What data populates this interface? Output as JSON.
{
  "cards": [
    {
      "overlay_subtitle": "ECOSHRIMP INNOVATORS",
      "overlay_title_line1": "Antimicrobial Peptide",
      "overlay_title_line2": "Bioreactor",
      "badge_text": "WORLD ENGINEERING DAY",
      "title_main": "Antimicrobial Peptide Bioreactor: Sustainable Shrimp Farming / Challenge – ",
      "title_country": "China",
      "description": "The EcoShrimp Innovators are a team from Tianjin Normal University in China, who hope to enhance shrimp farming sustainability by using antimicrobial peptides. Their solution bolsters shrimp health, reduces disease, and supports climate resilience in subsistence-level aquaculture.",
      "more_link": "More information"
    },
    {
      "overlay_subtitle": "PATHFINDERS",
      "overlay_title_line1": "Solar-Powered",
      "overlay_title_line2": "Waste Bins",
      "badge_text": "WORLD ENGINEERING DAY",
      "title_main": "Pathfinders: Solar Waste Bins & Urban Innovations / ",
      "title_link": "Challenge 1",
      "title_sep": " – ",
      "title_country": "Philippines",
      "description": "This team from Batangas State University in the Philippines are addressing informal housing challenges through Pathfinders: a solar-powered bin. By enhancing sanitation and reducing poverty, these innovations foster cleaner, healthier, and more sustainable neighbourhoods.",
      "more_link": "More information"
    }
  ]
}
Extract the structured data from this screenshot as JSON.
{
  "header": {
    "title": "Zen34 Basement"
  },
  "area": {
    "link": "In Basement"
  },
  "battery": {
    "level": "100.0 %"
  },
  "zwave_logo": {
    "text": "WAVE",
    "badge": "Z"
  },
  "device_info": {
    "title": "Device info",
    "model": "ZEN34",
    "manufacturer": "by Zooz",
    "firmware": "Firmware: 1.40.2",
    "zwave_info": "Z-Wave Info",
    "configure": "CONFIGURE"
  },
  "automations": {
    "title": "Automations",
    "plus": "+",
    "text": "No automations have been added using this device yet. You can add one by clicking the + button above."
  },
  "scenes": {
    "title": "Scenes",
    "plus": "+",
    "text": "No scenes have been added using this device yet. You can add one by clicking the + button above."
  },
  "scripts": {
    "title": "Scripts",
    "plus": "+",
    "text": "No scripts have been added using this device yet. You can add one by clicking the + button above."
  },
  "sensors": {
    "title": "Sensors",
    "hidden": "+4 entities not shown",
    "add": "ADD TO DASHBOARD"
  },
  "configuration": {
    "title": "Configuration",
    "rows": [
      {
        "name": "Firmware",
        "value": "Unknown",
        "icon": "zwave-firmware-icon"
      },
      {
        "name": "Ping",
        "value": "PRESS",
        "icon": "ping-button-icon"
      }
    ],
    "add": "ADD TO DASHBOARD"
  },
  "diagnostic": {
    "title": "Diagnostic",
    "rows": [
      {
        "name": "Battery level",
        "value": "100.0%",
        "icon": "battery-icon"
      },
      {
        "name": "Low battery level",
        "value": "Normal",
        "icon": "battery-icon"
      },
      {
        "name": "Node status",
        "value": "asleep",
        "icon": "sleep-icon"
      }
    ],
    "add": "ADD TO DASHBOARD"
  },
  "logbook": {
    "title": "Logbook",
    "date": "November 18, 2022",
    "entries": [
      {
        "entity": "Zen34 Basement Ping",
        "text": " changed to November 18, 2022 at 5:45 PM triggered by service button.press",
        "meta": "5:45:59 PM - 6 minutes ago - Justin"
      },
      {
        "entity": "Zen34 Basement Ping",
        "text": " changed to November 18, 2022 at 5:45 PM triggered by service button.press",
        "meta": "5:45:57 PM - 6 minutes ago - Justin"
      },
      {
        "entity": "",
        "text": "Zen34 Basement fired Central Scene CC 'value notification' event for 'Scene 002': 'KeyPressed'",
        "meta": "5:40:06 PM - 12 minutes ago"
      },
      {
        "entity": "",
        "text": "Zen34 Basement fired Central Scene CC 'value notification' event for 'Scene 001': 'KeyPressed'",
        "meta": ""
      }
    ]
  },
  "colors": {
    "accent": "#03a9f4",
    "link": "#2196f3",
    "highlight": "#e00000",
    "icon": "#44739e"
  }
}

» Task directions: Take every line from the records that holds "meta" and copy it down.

» Written reply:
        "meta": "5:45:59 PM - 6 minutes ago - Justin"
        "meta": "5:45:57 PM - 6 minutes ago - Justin"
        "meta": "5:40:06 PM - 12 minutes ago"
        "meta": ""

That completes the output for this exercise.